“Do come back to me, Crowley. I miss you something terrible.”
The thing is, the thing is, when you’ve spent all your time on Earth trailing after one person, they sort of become your entire world. When you’ve seen everything, been everywhere, things become a little warped.
It’s time to wake up now.
“Crowley! What? What is it, dear? Everything okay? What’s the matter? Are you sleep-talking? Oh dear, you are awake, yes?”
“Oh! Right. Yes. Er.”
Aziraphale pushes himself off the bed and bustles out of the room like a housewife on a mission. He’s awake. Finally.
And he needs some water.
When the angel returns, glass in hand, Crowley’s raised himself into somewhat of a seated position, reclined against a mountain of pillows with the duvet tucked up against his chest. But his head and arms are visible, the long line of his neck, the pale insides of his wrists. He’s got his hands laid out on the blanket, palms towards the ceiling, flexing his fingers with an absurd look of concentration on his face. Sweat-stained shirt and greasy hair. He looks utterly divine.
“Angel,” he croaks, eyes squinting in the candle-lit room.
It’s late, midnight or so, and Aziraphale had arrived a couple of hours before to painstakingly remove the strings of cranberries and popped corn, the hangings of dried clementines punctured with cloves, the branches of pine still fresh and green. He had hummed to himself and glanced over at the bed and wondered what on Earth he was doing there.
And then Crowley had woken up.
“Crowley,” he says now, lifting the cup to the lips of a demon who trusts his steady hand and hurriedly drinks. He clenches his shaking fists and Aziraphale watches his eyes flutter shut. “Better?”
“Mmm.” Crowley pulls away after draining the glass. “Much.”
They sit in a gentle silence for a moment. Aziraphale places the glass on the floor.
“What year is it?”
“Oh. Um. 1886.”
“Wonderful,” Crowley says and his eyes flash gold as he opens them, the candlelight reflected in a warm haze. Aziraphale feels his throat fill with riches, the silver-copper burn of it like that hair and smirk and those sharp teeth. “You were in my dreams, y’know.”
Aziraphale scoffs but his cheeks flush. But… wonderful. It rings in his ears but loses the sheen: the pearl of the ‘o’ falls flat, the ‘d’ hits hard and fast. Wonderful? To be left alone for twenty-four years?
He gets up, leaves the glass on the floor.
“I should be heading off.”
“Affairs at the bookshop, you see. Couldn’t dare stay any longer.”
“This late?” Crowley angles his head to the unshuttered window, eyes the sky darkened by night and pollution.

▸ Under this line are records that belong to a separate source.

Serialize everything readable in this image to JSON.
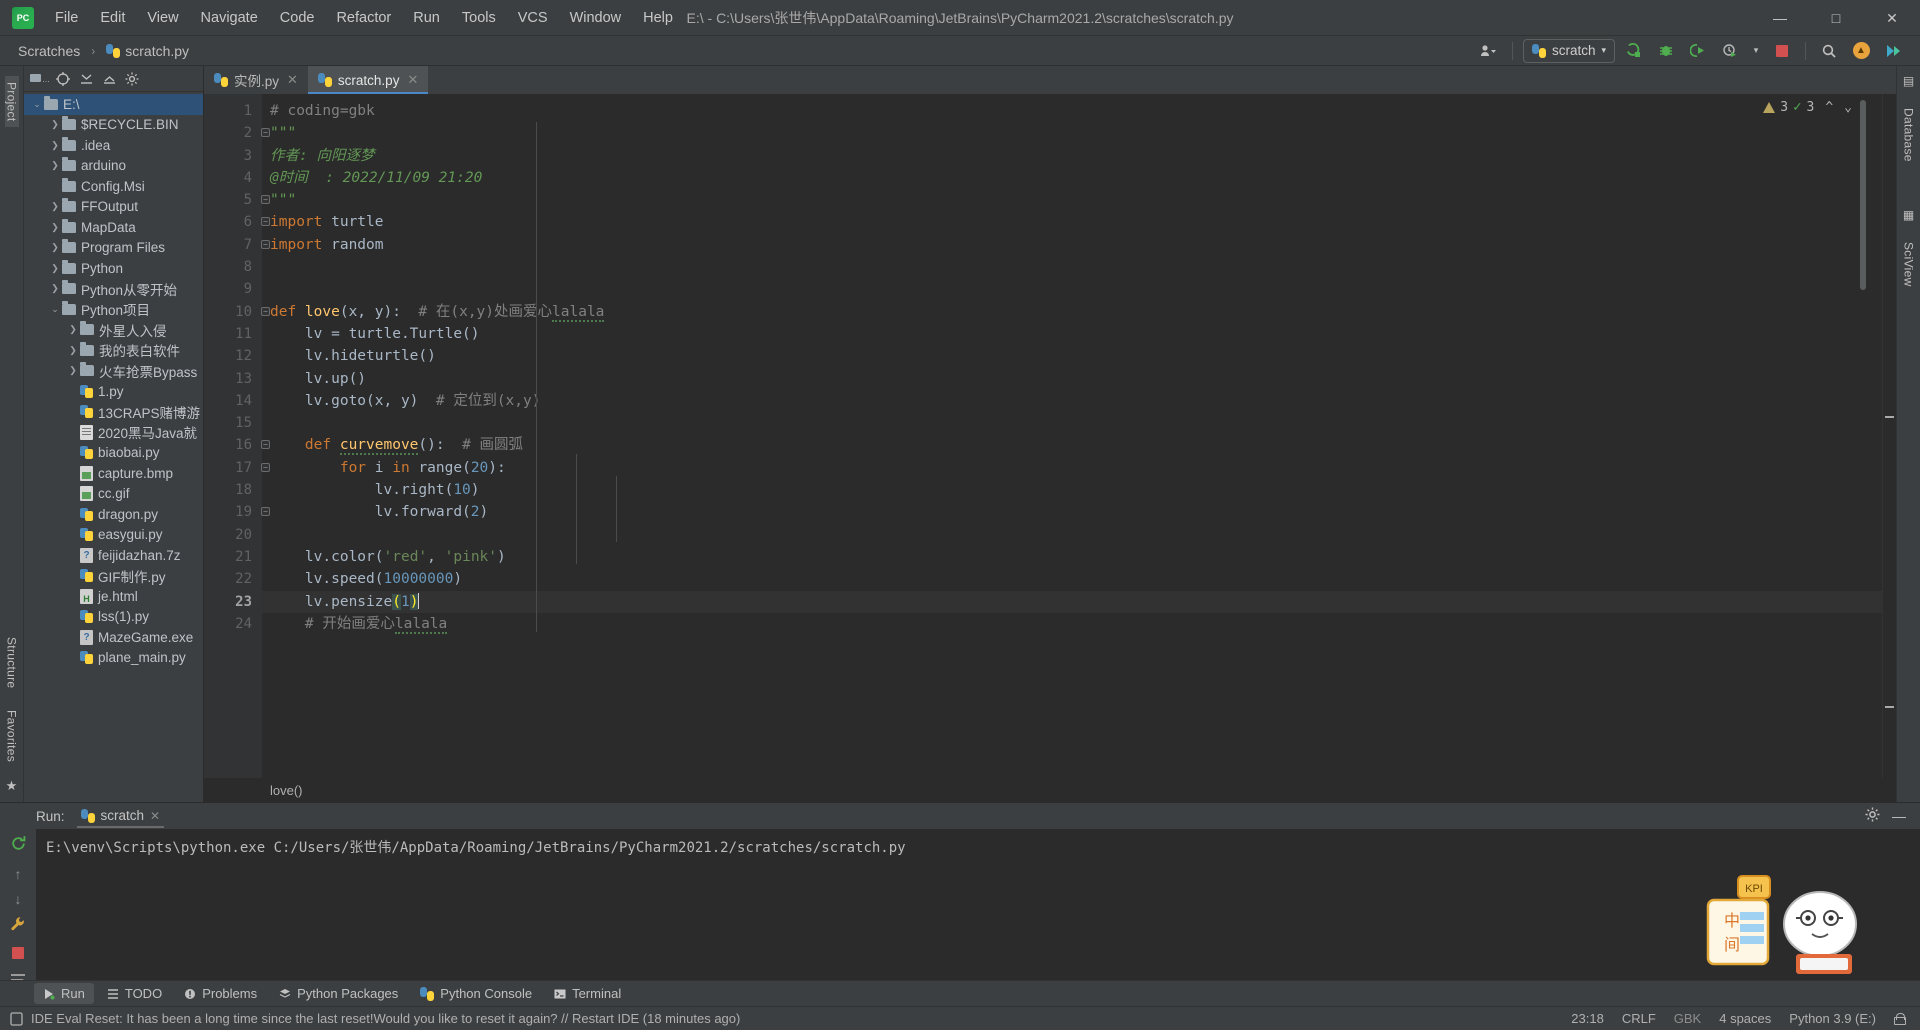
{
  "window": {
    "title": "E:\\ - C:\\Users\\张世伟\\AppData\\Roaming\\JetBrains\\PyCharm2021.2\\scratches\\scratch.py",
    "minimize": "—",
    "maximize": "□",
    "close": "✕"
  },
  "menu": {
    "items": [
      "File",
      "Edit",
      "View",
      "Navigate",
      "Code",
      "Refactor",
      "Run",
      "Tools",
      "VCS",
      "Window",
      "Help"
    ]
  },
  "breadcrumb": {
    "root": "Scratches",
    "separator": "›",
    "file": "scratch.py"
  },
  "nav_right": {
    "account_label": "▾",
    "run_config": "scratch",
    "run_config_caret": "▾",
    "icons": [
      "run-icon",
      "debug-icon",
      "coverage-icon",
      "profile-icon",
      "stop-icon",
      "search-everywhere-icon",
      "update-icon",
      "plugins-icon"
    ]
  },
  "project_panel": {
    "toolbar_icons": [
      "project-scope-icon",
      "locate-icon",
      "expand-all-icon",
      "collapse-all-icon",
      "settings-icon"
    ],
    "tree": [
      {
        "label": "E:\\",
        "type": "folder",
        "depth": 0,
        "arrow": "down",
        "selected": true
      },
      {
        "label": "$RECYCLE.BIN",
        "type": "folder",
        "depth": 1,
        "arrow": "right"
      },
      {
        "label": ".idea",
        "type": "folder",
        "depth": 1,
        "arrow": "right"
      },
      {
        "label": "arduino",
        "type": "folder",
        "depth": 1,
        "arrow": "right"
      },
      {
        "label": "Config.Msi",
        "type": "folder",
        "depth": 1,
        "arrow": "none"
      },
      {
        "label": "FFOutput",
        "type": "folder",
        "depth": 1,
        "arrow": "right"
      },
      {
        "label": "MapData",
        "type": "folder",
        "depth": 1,
        "arrow": "right"
      },
      {
        "label": "Program Files",
        "type": "folder",
        "depth": 1,
        "arrow": "right"
      },
      {
        "label": "Python",
        "type": "folder",
        "depth": 1,
        "arrow": "right"
      },
      {
        "label": "Python从零开始",
        "type": "folder",
        "depth": 1,
        "arrow": "right"
      },
      {
        "label": "Python项目",
        "type": "folder",
        "depth": 1,
        "arrow": "down"
      },
      {
        "label": "外星人入侵",
        "type": "folder",
        "depth": 2,
        "arrow": "right"
      },
      {
        "label": "我的表白软件",
        "type": "folder",
        "depth": 2,
        "arrow": "right"
      },
      {
        "label": "火车抢票Bypass",
        "type": "folder",
        "depth": 2,
        "arrow": "right"
      },
      {
        "label": "1.py",
        "type": "py",
        "depth": 2,
        "arrow": "none"
      },
      {
        "label": "13CRAPS赌博游",
        "type": "py",
        "depth": 2,
        "arrow": "none"
      },
      {
        "label": "2020黑马Java就",
        "type": "txt",
        "depth": 2,
        "arrow": "none"
      },
      {
        "label": "biaobai.py",
        "type": "py",
        "depth": 2,
        "arrow": "none"
      },
      {
        "label": "capture.bmp",
        "type": "img",
        "depth": 2,
        "arrow": "none"
      },
      {
        "label": "cc.gif",
        "type": "img",
        "depth": 2,
        "arrow": "none"
      },
      {
        "label": "dragon.py",
        "type": "py",
        "depth": 2,
        "arrow": "none"
      },
      {
        "label": "easygui.py",
        "type": "py",
        "depth": 2,
        "arrow": "none"
      },
      {
        "label": "feijidazhan.7z",
        "type": "gen",
        "depth": 2,
        "arrow": "none"
      },
      {
        "label": "GIF制作.py",
        "type": "py",
        "depth": 2,
        "arrow": "none"
      },
      {
        "label": "je.html",
        "type": "html",
        "depth": 2,
        "arrow": "none"
      },
      {
        "label": "lss(1).py",
        "type": "py",
        "depth": 2,
        "arrow": "none"
      },
      {
        "label": "MazeGame.exe",
        "type": "exe",
        "depth": 2,
        "arrow": "none"
      },
      {
        "label": "plane_main.py",
        "type": "py",
        "depth": 2,
        "arrow": "none"
      }
    ]
  },
  "left_rail": {
    "top_label": "Project",
    "bottom_labels": [
      "Structure",
      "Favorites"
    ]
  },
  "right_rail": {
    "labels": [
      "Database",
      "SciView"
    ]
  },
  "tabs": [
    {
      "label": "实例.py",
      "active": false,
      "close": "✕"
    },
    {
      "label": "scratch.py",
      "active": true,
      "close": "✕"
    }
  ],
  "inspections": {
    "warning_count": "3",
    "ok_count": "3",
    "up_arrow": "^",
    "down_arrow": "⌄"
  },
  "editor": {
    "lines": [
      {
        "n": "1",
        "fold": "none",
        "cur": false
      },
      {
        "n": "2",
        "fold": "open",
        "cur": false
      },
      {
        "n": "3",
        "fold": "none",
        "cur": false
      },
      {
        "n": "4",
        "fold": "none",
        "cur": false
      },
      {
        "n": "5",
        "fold": "close",
        "cur": false
      },
      {
        "n": "6",
        "fold": "open",
        "cur": false
      },
      {
        "n": "7",
        "fold": "close",
        "cur": false
      },
      {
        "n": "8",
        "fold": "none",
        "cur": false
      },
      {
        "n": "9",
        "fold": "none",
        "cur": false
      },
      {
        "n": "10",
        "fold": "open",
        "cur": false
      },
      {
        "n": "11",
        "fold": "none",
        "cur": false
      },
      {
        "n": "12",
        "fold": "none",
        "cur": false
      },
      {
        "n": "13",
        "fold": "none",
        "cur": false
      },
      {
        "n": "14",
        "fold": "none",
        "cur": false
      },
      {
        "n": "15",
        "fold": "none",
        "cur": false
      },
      {
        "n": "16",
        "fold": "open",
        "cur": false
      },
      {
        "n": "17",
        "fold": "open",
        "cur": false
      },
      {
        "n": "18",
        "fold": "none",
        "cur": false
      },
      {
        "n": "19",
        "fold": "close",
        "cur": false
      },
      {
        "n": "20",
        "fold": "none",
        "cur": false
      },
      {
        "n": "21",
        "fold": "none",
        "cur": false
      },
      {
        "n": "22",
        "fold": "none",
        "cur": false
      },
      {
        "n": "23",
        "fold": "none",
        "cur": true
      },
      {
        "n": "24",
        "fold": "none",
        "cur": false
      }
    ],
    "code_text": [
      "# coding=gbk",
      "\"\"\"",
      "作者: 向阳逐梦",
      "@时间  : 2022/11/09 21:20",
      "\"\"\"",
      "import turtle",
      "import random",
      "",
      "",
      "def love(x, y):  # 在(x,y)处画爱心lalala",
      "    lv = turtle.Turtle()",
      "    lv.hideturtle()",
      "    lv.up()",
      "    lv.goto(x, y)  # 定位到(x,y)",
      "",
      "  def curvemove():  # 画圆弧",
      "      for i in range(20):",
      "          lv.right(10)",
      "          lv.forward(2)",
      "",
      "    lv.color('red', 'pink')",
      "    lv.speed(10000000)",
      "    lv.pensize(1)",
      "    # 开始画爱心lalala"
    ],
    "footer_crumb": "love()"
  },
  "run_panel": {
    "label": "Run:",
    "tab": "scratch",
    "tab_close": "✕",
    "console_line": "E:\\venv\\Scripts\\python.exe C:/Users/张世伟/AppData/Roaming/JetBrains/PyCharm2021.2/scratches/scratch.py",
    "side_icons": [
      "rerun-icon",
      "up-arrow-icon",
      "down-arrow-icon",
      "stop-icon",
      "soft-wrap-icon"
    ],
    "header_icons": [
      "settings-icon",
      "hide-icon"
    ]
  },
  "tool_window_bar": {
    "items": [
      {
        "label": "Run",
        "icon": "run-icon",
        "active": true
      },
      {
        "label": "TODO",
        "icon": "todo-icon",
        "active": false
      },
      {
        "label": "Problems",
        "icon": "problems-icon",
        "active": false
      },
      {
        "label": "Python Packages",
        "icon": "packages-icon",
        "active": false
      },
      {
        "label": "Python Console",
        "icon": "python-console-icon",
        "active": false
      },
      {
        "label": "Terminal",
        "icon": "terminal-icon",
        "active": false
      }
    ]
  },
  "statusbar": {
    "message": "IDE Eval Reset: It has been a long time since the last reset!Would you like to reset it again? // Restart IDE (18 minutes ago)",
    "time": "23:18",
    "line_sep": "CRLF",
    "encoding": "GBK",
    "indent": "4 spaces",
    "interpreter": "Python 3.9 (E:)",
    "lock_icon": "unlocked-icon"
  },
  "colors": {
    "accent": "#4a88c7",
    "selection": "#2d5177",
    "keyword": "#cc7832",
    "string": "#6a8759",
    "number": "#6897bb",
    "comment": "#808080",
    "docstring": "#629755",
    "function": "#ffc66d",
    "warning": "#b8a45c",
    "ok": "#4fae4f"
  }
}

“Goodbye now, Crowley.”
Love is a weight that sits heavy in the creases of Aziraphale’s palm. Sometimes it feels it may be easier to just let go. Aziraphale pauses halfway out of the bedroom, hands shaking as he reaches for the brass doorknob, ready to close this behind him, ready to settle in his flat above his bookshop with a warm cup of cocoa and a book that will most assuredly not be a romance, ready to while away the hours without thoughts of a demon, without the accompanying tightness of breath, without the sharp cut that zeros at the bone.
His hand falls heavy, palm against the brass.
Angels do not have free will. This love is not a choice.
(Even if he could, he wouldn’t let go.)
“I’m sorry,” Crowley says, “for making you wait.” He is tucked under the blankets, mussed hair, gold eyes, hands pressed into the mattress as if burdened by something but desperately unwilling to watch it slip away.
There is a moment in which something grows quiet in Aziraphale’s chest, then all at once large and shining, like the ripples of a lake expanding from a single drop, circling towards the shore. Water has an edge to it; its history has a bite. The molecules aligned in fearsome ranks, or tumbling over each other in haste, light and free and crisp as a whip’s crack.
Pale skin and burnished-wheat hair and instead of eyes, two starbright wishes above that angle of a nose. This is what he has to lose. A narrow fellow, he is, but a good one all the same.
Aziraphale steps through the doorway, back into the demon’s lair, and settles himself on the bed beside him.
“My dear,” he breathes, and his hand finds Crowley’s, shares the weight, “it’s good to have you back.”